How to apply for disability benefits

Wheelchair in a hospital room

If you’re in a situation where you need to apply for disability benefits, there are a few things you should know. First and most importantly, it is a long process. The Social Security Administration estimates that it will take 3-5 months from the time you file an application until a decision is made. However, it is not uncommon for it to take as long as 6-8 months. In addition to that, approximately 70 percent of initial claims are denied and you have to go through the appeals process. If all goes smoothly, you can expect to start receiving benefits in about five months, but that rarely happens. In most cases it can take 6-12 months, sometimes longer, to start receiving your benefits.

And if you’re thinking of starting the process early, before you stop working or while you’re still receiving income from your employer, don’t bother. You don’t become eligible to file an application until after you stop working or your income drops below $1,180 a month. If you submit an application before then, it will be immediately denied and your next application will take longer to process since they’ll have to confirm you meet the application requirements the second time around.

Eligibility requirements

Before you even start this long process, save yourself a little time by confirming that you meet the eligibility requirements. If you don’t, your application will be denied and you’ll have to start over.

To be eligible for benefits:

  • You must have a condition or conditions that prevent you from working for twelve continuous months or expect that you will not be able to work for twelve continuous months.
  • Your condition or conditions must prevent you from being able to engage in any kind of work activity or limit the amount of work activity you can do which limits your income.

If your previous work required physical labor and you’re now only capable of a desk job earning less money but you can still work the same number of hours and you make more than the maximum income limit of $1,180, you will not qualify.

Disability benefits are not just for physical disabilities but for mental impairments as well. If you’re dealing with clinical depression, anxiety, autism, Asperger’s, or any other mental disability and you’ve met the time and income requirements, you can qualify for benefits.

Application requirements

If you feel you’ve met the requirements and you want to apply for benefits, this is the information you need to have to make the application process go smoothly:

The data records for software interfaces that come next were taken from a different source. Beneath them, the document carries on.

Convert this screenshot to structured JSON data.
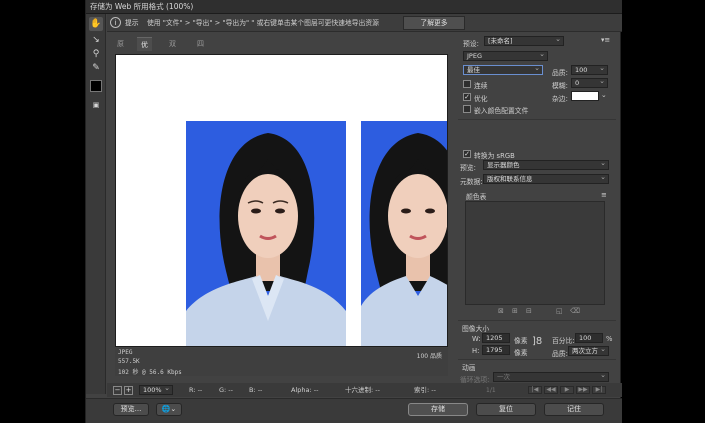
{
  "window": {
    "title": "存储为 Web 所用格式 (100%)"
  },
  "hint": {
    "label": "提示",
    "text": "使用 \"文件\" > \"导出\" > \"导出为\"   \" 或右键单击某个图层可更快速地导出资源",
    "learn_more": "了解更多"
  },
  "tabs": [
    {
      "label": "原稿"
    },
    {
      "label": "优化"
    },
    {
      "label": "双联"
    },
    {
      "label": "四联"
    }
  ],
  "image_info": {
    "format": "JPEG",
    "size": "557.5K",
    "time": "102 秒 @ 56.6 Kbps",
    "quality": "100 品质"
  },
  "status": {
    "zoom": "100%",
    "r": "R: --",
    "g": "G: --",
    "b": "B: --",
    "alpha": "Alpha: --",
    "hex": "十六进制: --",
    "index": "索引: --"
  },
  "buttons": {
    "preview": "预览...",
    "save": "存储",
    "reset": "复位",
    "remember": "记住"
  },
  "settings": {
    "preset_label": "预设:",
    "preset_value": "[未命名]",
    "format_value": "JPEG",
    "compression_value": "最佳",
    "quality_label": "品质:",
    "quality_value": "100",
    "progressive_label": "连续",
    "blur_label": "模糊:",
    "blur_value": "0",
    "optimized_label": "优化",
    "matte_label": "杂边:",
    "embed_profile_label": "嵌入颜色配置文件",
    "convert_srgb_label": "转换为 sRGB",
    "preview_label": "预览:",
    "preview_value": "显示器颜色",
    "metadata_label": "元数据:",
    "metadata_value": "版权和联系信息",
    "color_table_label": "颜色表"
  },
  "image_size": {
    "header": "图像大小",
    "w_label": "W:",
    "w_value": "1205",
    "w_unit": "像素",
    "h_label": "H:",
    "h_value": "1795",
    "h_unit": "像素",
    "percent_label": "百分比:",
    "percent_value": "100",
    "percent_unit": "%",
    "quality_label": "品质:",
    "quality_value": "两次立方"
  },
  "animation": {
    "header": "动画",
    "loop_label": "循环选项:",
    "loop_value": "一次",
    "frame_counter": "1/1"
  },
  "colors": {
    "photo_background": "#2d5de0",
    "matte": "#ffffff"
  }
}
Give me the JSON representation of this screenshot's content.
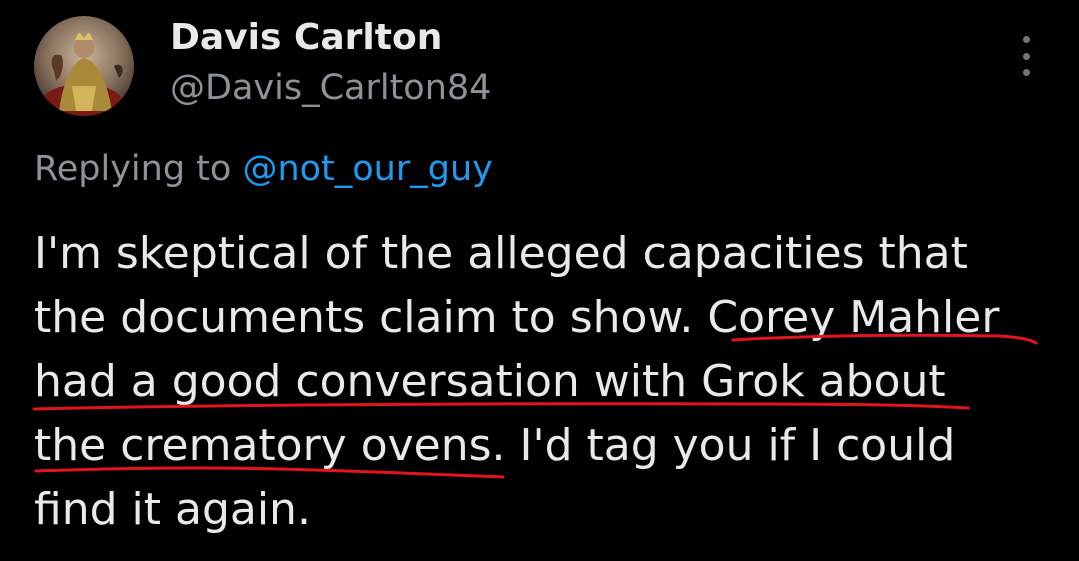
{
  "author": {
    "display_name": "Davis Carlton",
    "handle": "@Davis_Carlton84",
    "avatar_icon": "avatar-painting"
  },
  "menu": {
    "icon": "more-vertical-icon"
  },
  "reply": {
    "prefix": "Replying to ",
    "mention": "@not_our_guy"
  },
  "tweet": {
    "lines": [
      "I'm skeptical of the alleged capacities that",
      "the documents claim to show. Corey Mahler",
      "had a good conversation with Grok about",
      "the crematory ovens. I'd tag you if I could",
      "find it again."
    ]
  },
  "annotation": {
    "underline_color": "#e3141d"
  },
  "colors": {
    "background": "#000000",
    "text": "#e7e9ea",
    "secondary_text": "#8b9299",
    "link": "#1d9bf0"
  }
}
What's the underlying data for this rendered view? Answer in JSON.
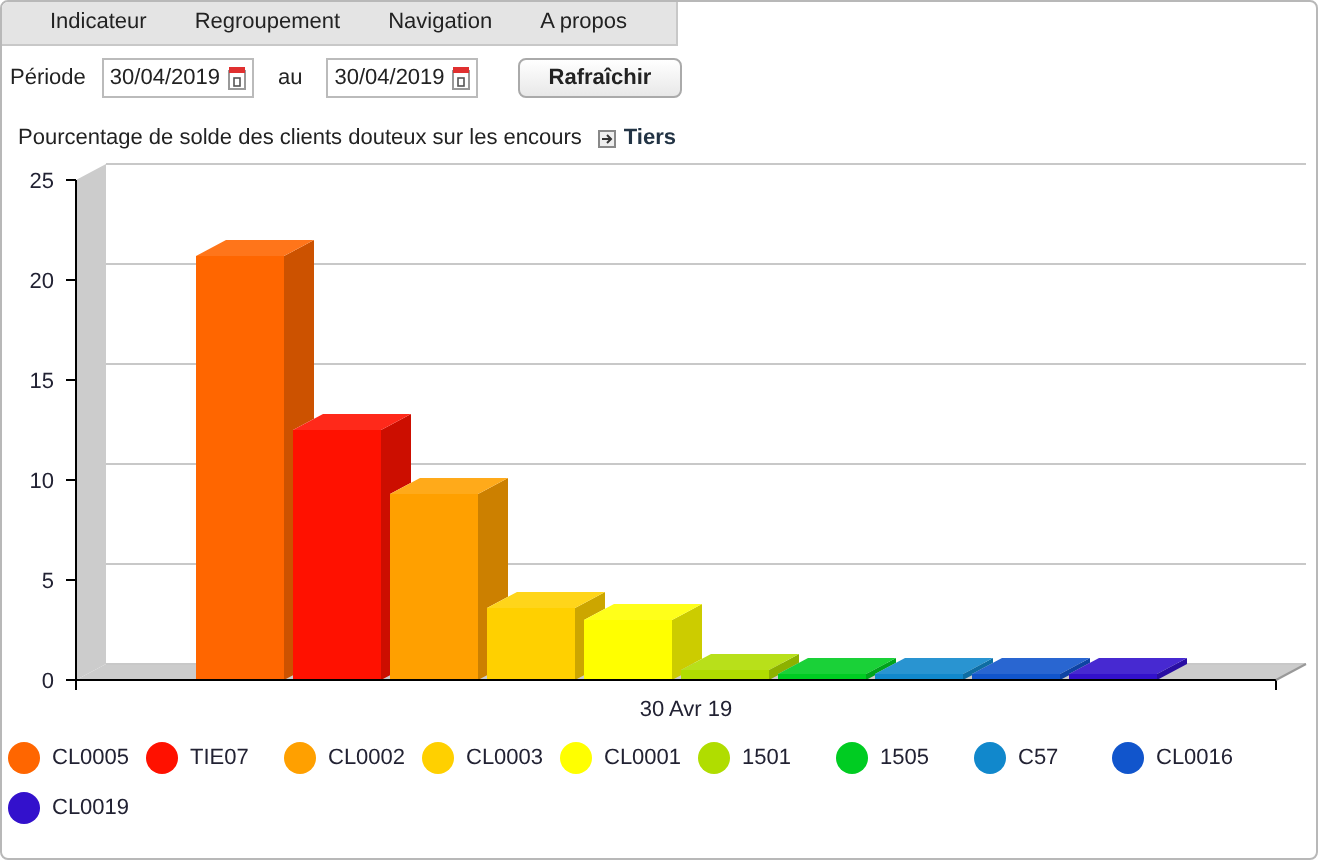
{
  "menu": [
    {
      "label": "Indicateur"
    },
    {
      "label": "Regroupement"
    },
    {
      "label": "Navigation"
    },
    {
      "label": "A propos"
    }
  ],
  "period": {
    "label": "Période",
    "from": "30/04/2019",
    "separator": "au",
    "to": "30/04/2019",
    "button": "Rafraîchir"
  },
  "chart": {
    "title": "Pourcentage de solde des clients douteux sur les encours",
    "link": "Tiers",
    "chart_data": {
      "type": "bar",
      "categories": [
        "30 Avr 19"
      ],
      "ylim": [
        0,
        25
      ],
      "yticks": [
        0,
        5,
        10,
        15,
        20,
        25
      ],
      "series": [
        {
          "name": "CL0005",
          "color": "#ff6600",
          "values": [
            21.2
          ]
        },
        {
          "name": "TIE07",
          "color": "#ff1100",
          "values": [
            12.5
          ]
        },
        {
          "name": "CL0002",
          "color": "#ffa000",
          "values": [
            9.3
          ]
        },
        {
          "name": "CL0003",
          "color": "#ffd000",
          "values": [
            3.6
          ]
        },
        {
          "name": "CL0001",
          "color": "#ffff00",
          "values": [
            3.0
          ]
        },
        {
          "name": "1501",
          "color": "#b0dd00",
          "values": [
            0.5
          ]
        },
        {
          "name": "1505",
          "color": "#00cc22",
          "values": [
            0.3
          ]
        },
        {
          "name": "C57",
          "color": "#1188cc",
          "values": [
            0.3
          ]
        },
        {
          "name": "CL0016",
          "color": "#1155cc",
          "values": [
            0.3
          ]
        },
        {
          "name": "CL0019",
          "color": "#3311cc",
          "values": [
            0.3
          ]
        }
      ]
    }
  }
}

  1. Birth Certificate
  2. Social Security number
  3. Names, addresses, and phone numbers of medical professionals you’ve seen (doctors, hospitals, rehab centers, etc.)
  4. Names and dosages of all medications
  5. Copy of your medical records
  6. Lab and test results
  7. Income verification (all sources of income) along with a summary of where you worked and the work you did and your most recent W-2 or most recent federal tax return
  8. Asset source information (life insurance, bank accounts, and investments)
  9. Proof of marriage or divorce (if applicable)
  10. Proof of military service (if applicable)

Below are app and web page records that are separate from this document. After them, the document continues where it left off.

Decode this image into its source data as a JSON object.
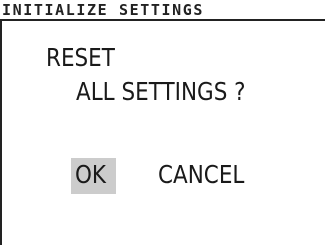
{
  "dialog": {
    "title": "INITIALIZE SETTINGS",
    "message_line1": "RESET",
    "message_line2": "ALL SETTINGS ?"
  },
  "buttons": {
    "ok_label": "OK",
    "cancel_label": "CANCEL",
    "selected": "OK"
  },
  "colors": {
    "selection_highlight": "#cccccc",
    "text": "#1a1a1a",
    "border": "#222222",
    "background": "#ffffff"
  }
}
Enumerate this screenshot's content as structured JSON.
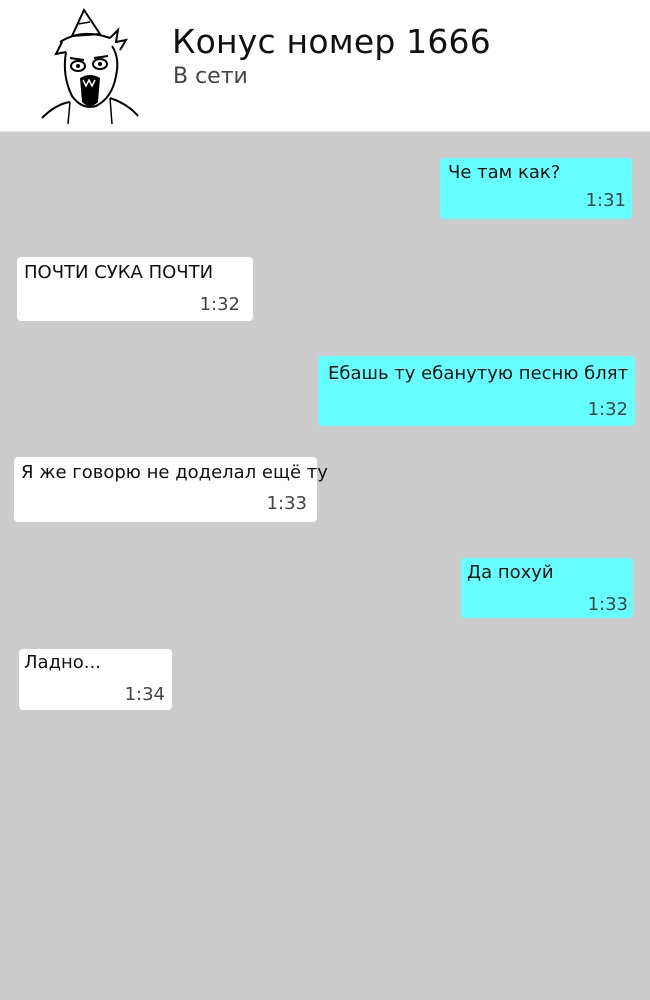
{
  "header": {
    "contact_name": "Конус номер 1666",
    "status": "В сети",
    "avatar_icon": "cone-meme-face-icon"
  },
  "colors": {
    "outgoing_bubble": "#66ffff",
    "incoming_bubble": "#ffffff",
    "chat_background": "#cccccc",
    "header_background": "#ffffff"
  },
  "messages": [
    {
      "direction": "outgoing",
      "text": "Че там как?",
      "time": "1:31"
    },
    {
      "direction": "incoming",
      "text": "ПОЧТИ СУКА ПОЧТИ",
      "time": "1:32"
    },
    {
      "direction": "outgoing",
      "text": "Ебашь ту ебанутую песню блят",
      "time": "1:32"
    },
    {
      "direction": "incoming",
      "text": "Я же говорю не доделал ещё ту",
      "time": "1:33"
    },
    {
      "direction": "outgoing",
      "text": "Да похуй",
      "time": "1:33"
    },
    {
      "direction": "incoming",
      "text": "Ладно...",
      "time": "1:34"
    }
  ]
}
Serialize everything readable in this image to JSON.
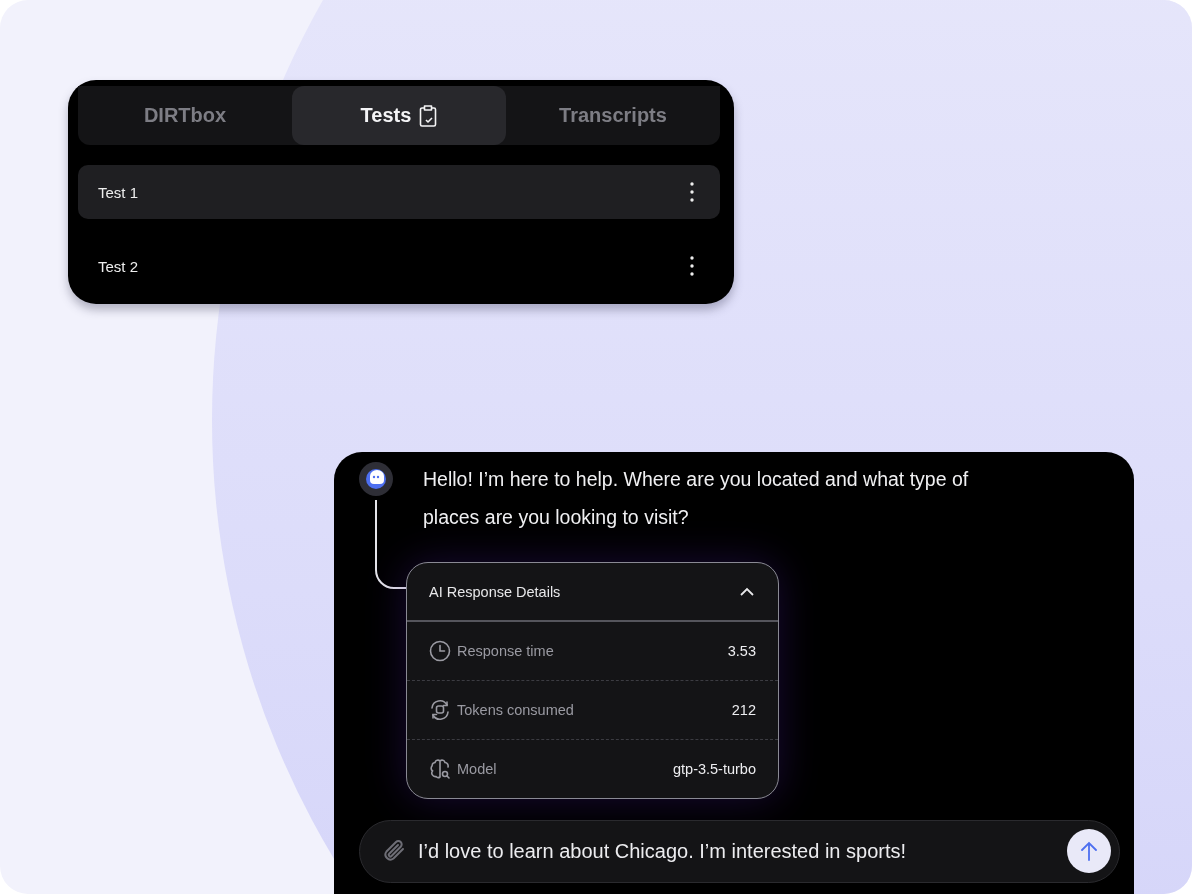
{
  "tabs": [
    {
      "label": "DIRTbox",
      "selected": false
    },
    {
      "label": "Tests",
      "selected": true
    },
    {
      "label": "Transcripts",
      "selected": false
    }
  ],
  "tests": [
    {
      "name": "Test 1",
      "selected": true
    },
    {
      "name": "Test 2",
      "selected": false
    }
  ],
  "chat": {
    "message": "Hello! I’m here to help. Where are you located and what type of places are you looking to visit?",
    "details": {
      "title": "AI Response Details",
      "expanded": true,
      "rows": [
        {
          "kind": "time",
          "label": "Response time",
          "value": "3.53"
        },
        {
          "kind": "tokens",
          "label": "Tokens consumed",
          "value": "212"
        },
        {
          "kind": "model",
          "label": "Model",
          "value": "gtp-3.5-turbo"
        }
      ]
    },
    "input": {
      "value": "I’d love to learn about Chicago. I’m interested in sports!"
    }
  }
}
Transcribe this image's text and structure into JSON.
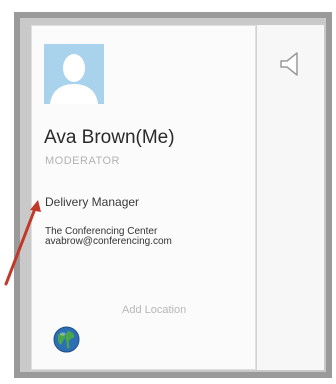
{
  "profile": {
    "name": "Ava Brown(Me)",
    "role": "MODERATOR",
    "job_title": "Delivery Manager",
    "company": "The Conferencing Center",
    "email": "avabrow@conferencing.com"
  },
  "location": {
    "add_label": "Add Location"
  },
  "icons": {
    "avatar": "user-silhouette",
    "globe": "globe-icon",
    "speaker": "speaker-icon"
  },
  "colors": {
    "avatar_bg": "#a9d3ec",
    "arrow": "#c0392b"
  }
}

Once you have all this together, you can apply online at the SSA website, call their toll-free number (1-800-722-1213), or visit your local office. If you decide to go in person, you will need to make an appointment so call first. For any other questions specific to your case, you can find most answers by visiting the SSA website or calling them.

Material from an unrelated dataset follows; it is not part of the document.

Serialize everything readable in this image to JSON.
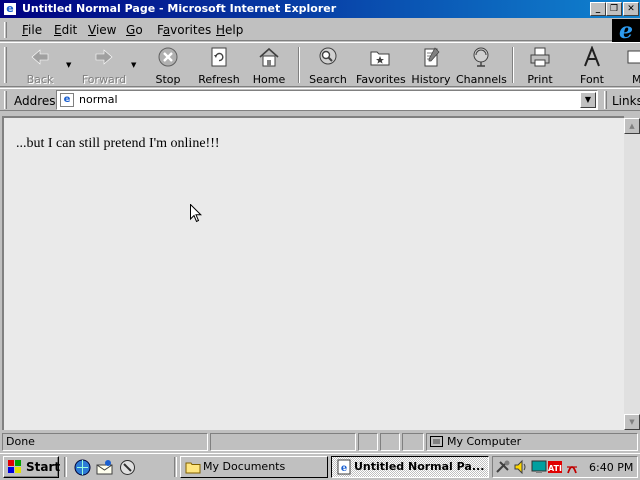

If you aren’t currently eligible for disability benefits or are trying to manage your finances until a decision is reached, consider speaking with a certified debt and budget counselor. They can help you create a spending plan and find resources to reduce your expenses and make ends meet. Counseling is free and available 24/7.

Tagged in Navigating change, Savings accounts

Emilie writes about overcoming debt, while balancing trying to eat healthy, stay fit, and have a little fun along the way. You can find more of her work at BurkeDoes.com.

  • The Consumer Federation of America (CFA) is an association of nonprofit consumer organizations that was established in 1968 to advance the consumer interest through research, advocacy, and education. Today, nearly 300 of these groups participate in the federation and govern it through their representatives on the organization's Board of Directors.

  • Since 2007, the Homeownership Preservation Foundation (HPF) has served as a trusted, neutral source of information for more than eight million homeowners. They are partnered with, and endorsed by, numerous major government agencies, including the U.S. Department of Housing and Urban Development and the Department of the Treasury.

  • The mission of the U.S. Department of Housing and Urban Development (HUD) is to create strong, sustainable, inclusive communities and quality affordable homes for all. HUD works to strengthen the housing market in order to bolster the economy and protect consumers; meet the need for quality affordable rental homes; utilize housing as a platform for improving quality of life; and build inclusive and sustainable communities free from discrimination.

  • The Council on Accreditation (COA) is an international, independent, nonprofit, human service accrediting organization. Their mission is to partner with human service organizations worldwide to improve service delivery outcomes by developing, applying, and promoting accreditation standards.

  • The National Foundation for Credit Counseling® (NFCC®), founded in 1951, is the nation’s largest and longest-serving nonprofit financial counseling organization. The NFCC’s mission is to promote the national agenda for financially responsible behavior, and build capacity for its members to deliver the highest-quality financial education and counseling services.